According to LWC, everything at the Crescent Hill gatehouse is original – that includes the manually operated valves that controlled the flow of water in and out of the reservoir and allowed sediment to naturally settle out of the Ohio River water. Now this is all done with computers.
In 1919, Louisville Water Company built the city’s first swimming pool directly across from the Crescent Hill Reservoir. Visitors could swim all day for a quarter. The pool was open until the 1950s.
As of 2010, Louisville Water Company serves nearly 800,000 people in the Metro and surrounding counties and has been recognized for its great tasting water.
As part of its 150th anniversary celebration, a seven-month exhibit honoring Louisville Water Company’s history and accomplishments is opening at the Frazier International History Museum. The exhibit runs October 23 through March 27, 2011.
- Louisville Water Company was incorporated by the Kentucky Legislature by charter in 1854.
- According to "The Encyclopedia of Louisville", regular water delivery by LWC began on October 22, 1860.
- The original pumping station and the classic water tower were designed by Theodore Scowden, chief engineer. The structures were placed on the National Register of Historic Places in 1971.
- According to LWC, The original "Water Works" facility was a popular destination for picnics and events in the late 1800s/early 1900s.
- The Crescent Hill Reservoir was about 14 times larger than the original Zorn Avenue pumping station. ("Louisville Encyclopedia").
- In the early days of LWC, you applied for service and an "assessor" figured your bill.
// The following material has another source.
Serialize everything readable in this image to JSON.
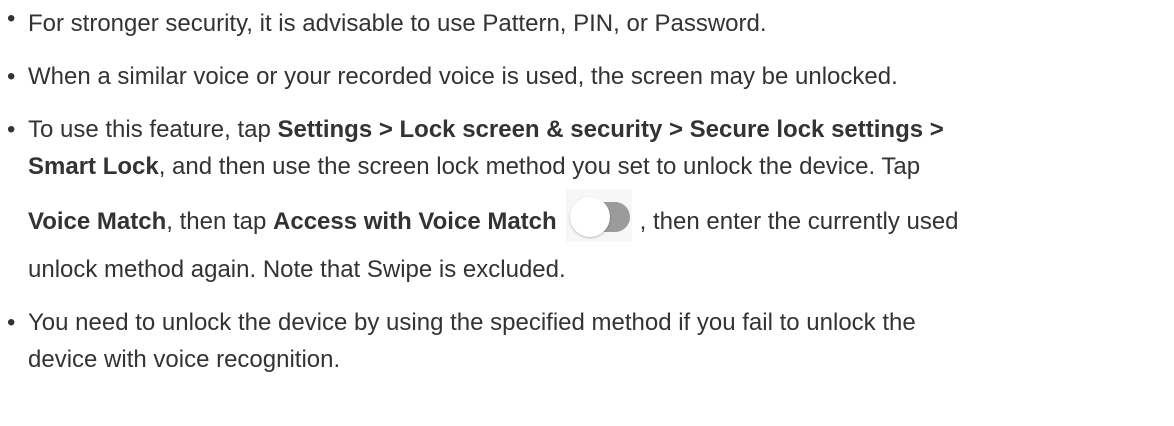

There were no water meters! You paid based on how many rooms were in your house – and if you owned livestock or a buggy.
- The original pumping valves at the Crescent Hill Reservoir are not currently operational but they are still functional, even after more than 130 years.
- During this 150th anniversary year, LWC is renovating the historic original Pumping Station and the Water Tower to closely resemble its appearance in 1860. Work is expected to be completed in the spring of 2011.
- "Water Works: 150 Years of Louisville Water Company" – a commemorative book with photos and stories - was released in October 2010, through Butler Books.
- Program 501
- "Louisville Life" visits with hometown rockers My Morning Jacket, the Louisville Youth Orchestra, and the people behind Stone Soup Community Kitchen. (#501)